Considered one of Asheville’s premiere art and craft galleries, Grovewood Gallery – located in Grovewood Village adjacent to The Omni Grove Park Inn – will mark its 25th year in 2017. Plans are underway for the anniversary celebration, slated for Saturday, May 20 from 2 – 6pm, which will include an outdoor sculpture exhibition, artist demonstrations, live music by The Bad Penny Pleasuremakers, and local food and drinks. Customers will also have a chance to enter a free raffle to win a kinetic Wind Sculpture by Lyman Whitaker.
Grovewood Gallery’s 25th Anniversary Celebration is sponsored by: Golden Fleece, Hi-Wire Brewing, Metro Wines, and Noble Cider.

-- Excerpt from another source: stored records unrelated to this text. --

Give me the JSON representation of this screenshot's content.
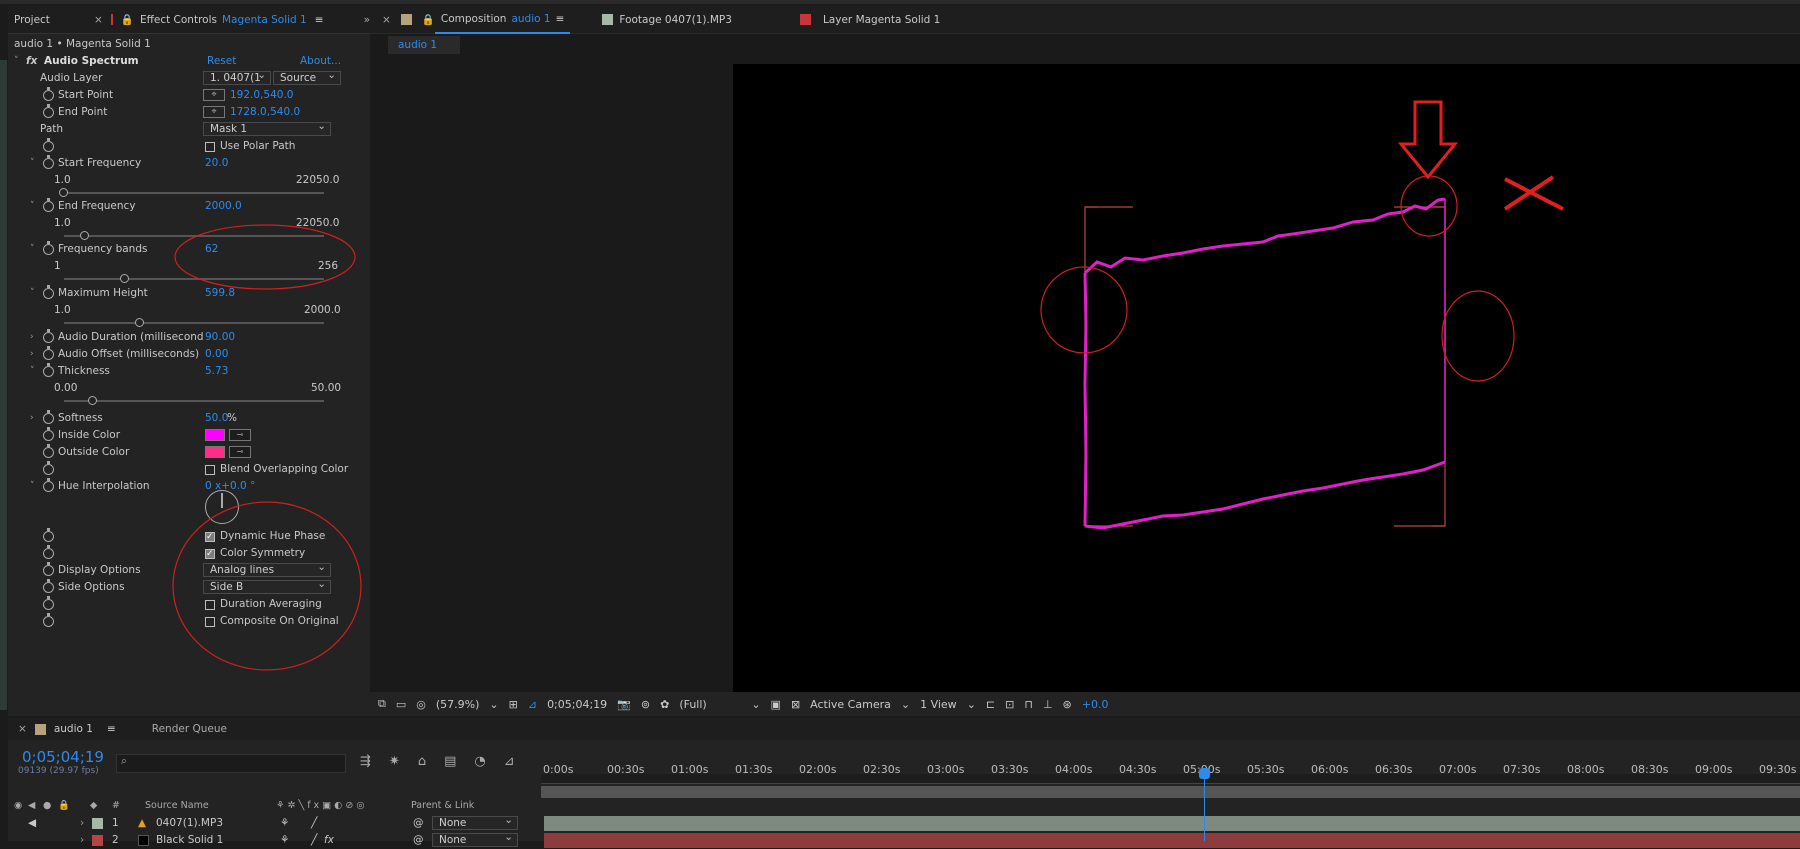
{
  "effect_panel": {
    "tab_project": "Project",
    "tab_effect_prefix": "Effect Controls",
    "tab_effect_layer": "Magenta Solid 1",
    "breadcrumb": "audio 1 • Magenta Solid 1",
    "effect_name": "Audio Spectrum",
    "reset": "Reset",
    "about": "About...",
    "audio_layer_label": "Audio Layer",
    "audio_layer_value": "1. 0407(1",
    "audio_layer_source": "Source",
    "start_point_label": "Start Point",
    "start_point_value": "192.0,540.0",
    "end_point_label": "End Point",
    "end_point_value": "1728.0,540.0",
    "path_label": "Path",
    "path_value": "Mask 1",
    "use_polar_path": "Use Polar Path",
    "start_freq_label": "Start Frequency",
    "start_freq_value": "20.0",
    "start_freq_min": "1.0",
    "start_freq_max": "22050.0",
    "end_freq_label": "End Frequency",
    "end_freq_value": "2000.0",
    "end_freq_min": "1.0",
    "end_freq_max": "22050.0",
    "bands_label": "Frequency bands",
    "bands_value": "62",
    "bands_min": "1",
    "bands_max": "256",
    "max_height_label": "Maximum Height",
    "max_height_value": "599.8",
    "max_height_min": "1.0",
    "max_height_max": "2000.0",
    "audio_duration_label": "Audio Duration (millisecond",
    "audio_duration_value": "90.00",
    "audio_offset_label": "Audio Offset (milliseconds)",
    "audio_offset_value": "0.00",
    "thickness_label": "Thickness",
    "thickness_value": "5.73",
    "thickness_min": "0.00",
    "thickness_max": "50.00",
    "softness_label": "Softness",
    "softness_value": "50.0",
    "softness_unit": "%",
    "inside_color_label": "Inside Color",
    "inside_color": "#ff00ff",
    "outside_color_label": "Outside Color",
    "outside_color": "#ff2e8a",
    "blend_label": "Blend Overlapping Color",
    "hue_label": "Hue Interpolation",
    "hue_value": "0 x+0.0 °",
    "dynamic_hue": "Dynamic Hue Phase",
    "color_symmetry": "Color Symmetry",
    "display_options_label": "Display Options",
    "display_options_value": "Analog lines",
    "side_options_label": "Side Options",
    "side_options_value": "Side B",
    "duration_averaging": "Duration Averaging",
    "composite_original": "Composite On Original"
  },
  "composition_panel": {
    "tab_comp_prefix": "Composition",
    "tab_comp_name": "audio 1",
    "tab_footage": "Footage 0407(1).MP3",
    "tab_layer": "Layer Magenta Solid 1",
    "view_tab": "audio 1",
    "zoom": "(57.9%)",
    "timecode": "0;05;04;19",
    "resolution": "(Full)",
    "camera": "Active Camera",
    "views": "1 View",
    "exposure": "+0.0"
  },
  "timeline": {
    "tab_comp": "audio 1",
    "tab_render": "Render Queue",
    "timecode": "0;05;04;19",
    "fps": "09139 (29.97 fps)",
    "ticks": [
      "0:00s",
      "00:30s",
      "01:00s",
      "01:30s",
      "02:00s",
      "02:30s",
      "03:00s",
      "03:30s",
      "04:00s",
      "04:30s",
      "05:00s",
      "05:30s",
      "06:00s",
      "06:30s",
      "07:00s",
      "07:30s",
      "08:00s",
      "08:30s",
      "09:00s",
      "09:30s"
    ],
    "col_num": "#",
    "col_source": "Source Name",
    "col_parent": "Parent & Link",
    "layers": [
      {
        "num": "1",
        "name": "0407(1).MP3",
        "parent": "None",
        "color": "#a8b8a8"
      },
      {
        "num": "2",
        "name": "Black Solid 1",
        "parent": "None",
        "color": "#b34545"
      }
    ]
  },
  "accent_color": "#2d8ceb"
}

“As Grovewood Gallery approaches its 25th birthday, we would like to thank our loyal customers who have supported us through the years,” says Russell Gale, manager of Grovewood Gallery. “The 25th Anniversary Celebration is just our way of extending this gratitude to the community. We wouldn’t be here without you and we hope you will join us in May to celebrate the past and toast to the future!”
Grovewood Gallery opened in 1992 when the city was just beginning to enjoy a cultural and artistic renaissance. Tucked away behind tall Carolina pine trees in the Grove Park neighborhood, visitors today often remark they feel as though they’ve stumbled upon a hidden treasure.

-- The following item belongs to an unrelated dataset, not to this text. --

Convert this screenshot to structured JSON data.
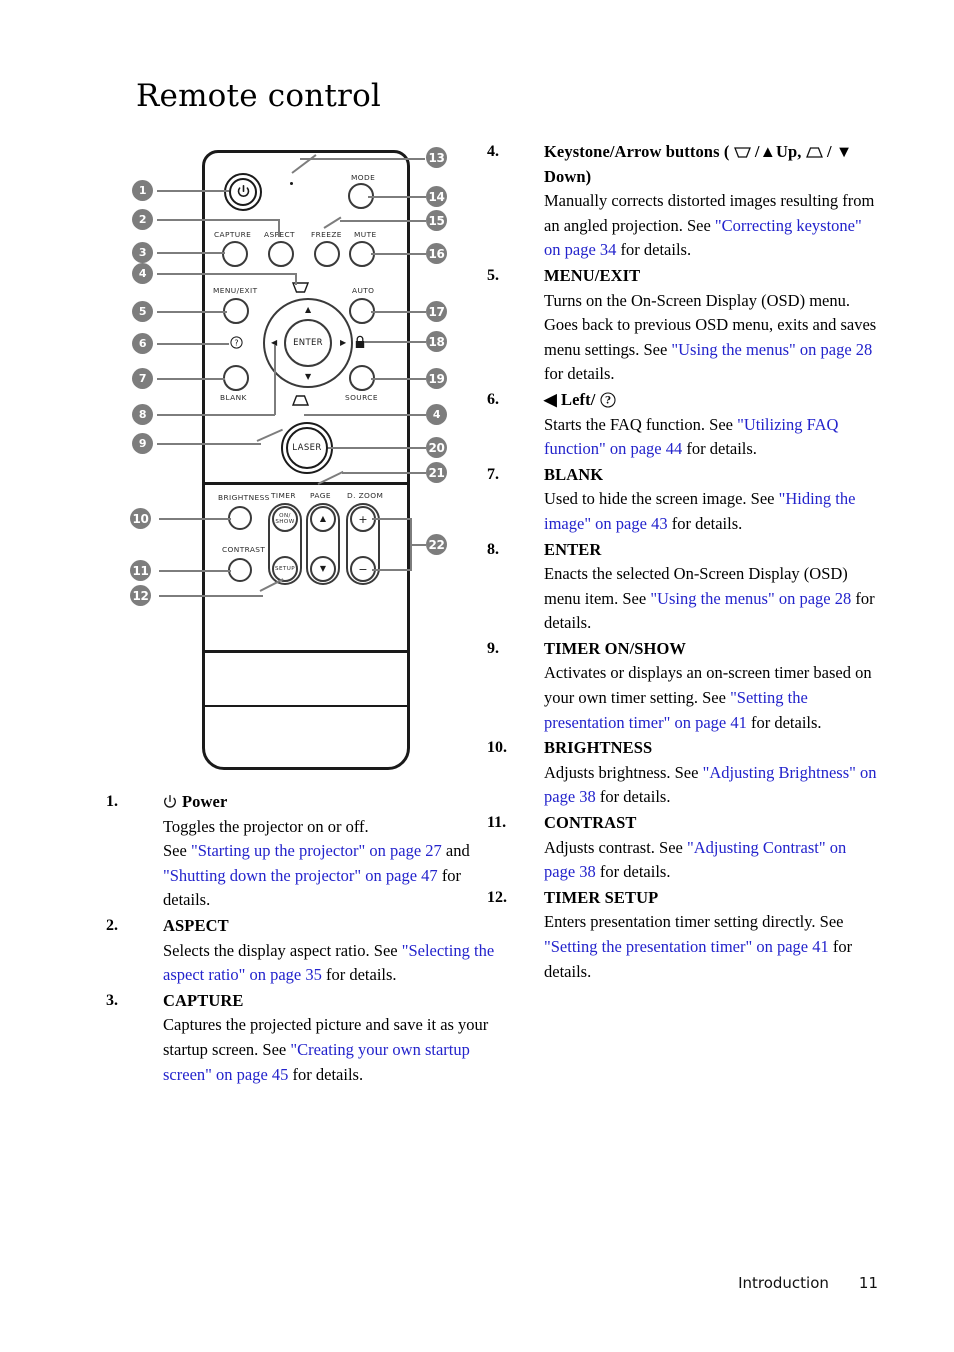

The gallery represents more than 400 artists and craftspeople from across the United States and features more than 9,000-square-feet of display space. Artwork ranges from delicate handcrafted jewelry to large-scale outdoor sculpture. The gallery is noted for its American-made studio furniture collection, and many of the makers represented welcome custom work. Grovewood Gallery also presents rotating exhibitions throughout the year and hosts monthly craft demonstrations by local artists.
The gallery is part of Grovewood Village, housed in the historic weaving and woodworking complex of Biltmore Industries. Grovewood Village includes six English cottages constructed from 1917 – 1923 by Fred L. Seely, son-in-law of Edwin Wiley Grove. Biltmore Industries began at this site in 1917, and under Seely’s direction, grew to become the largest producer of handwoven wool in the world by 1930.

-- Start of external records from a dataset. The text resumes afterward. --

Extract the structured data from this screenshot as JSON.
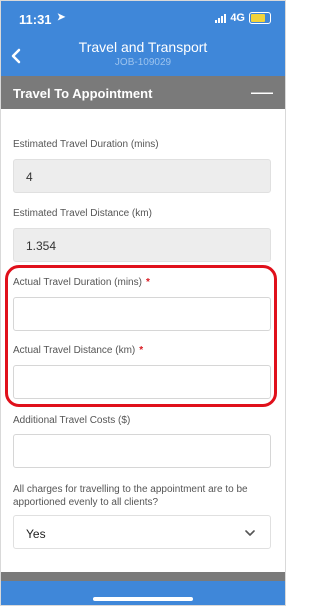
{
  "status_bar": {
    "time": "11:31",
    "network": "4G"
  },
  "header": {
    "title": "Travel and Transport",
    "subtitle": "JOB-109029",
    "back_icon": "chevron-left-icon"
  },
  "section": {
    "title": "Travel To Appointment",
    "collapse_icon": "minus-icon"
  },
  "fields": {
    "est_duration_label": "Estimated Travel Duration (mins)",
    "est_duration_value": "4",
    "est_distance_label": "Estimated Travel Distance (km)",
    "est_distance_value": "1.354",
    "actual_duration_label": "Actual Travel Duration (mins)",
    "actual_distance_label": "Actual Travel Distance (km)",
    "required_mark": "*",
    "additional_costs_label": "Additional Travel Costs ($)",
    "apportion_question": "All charges for travelling to the appointment are to be apportioned evenly to all clients?",
    "apportion_value": "Yes"
  },
  "colors": {
    "header": "#3f87d9",
    "section": "#7a7a7a",
    "required": "#d91a22",
    "highlight": "#e0101b"
  }
}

Years after Fred Seely’s death, the Blomberg/Patton family (owners since 1953) made the decision to restore and preserve Biltmore Industries’ buildings, which were eventually transformed into Grovewood Gallery, working artist studios, an antique car museum, and a restaurant. Today, the 11-acre property is known as Grovewood Village, and is listed on the National Register of Historic Places.
For more information on Grovewood Gallery and Grovewood Village, visit www.grovewood.com or call 828.253.7651.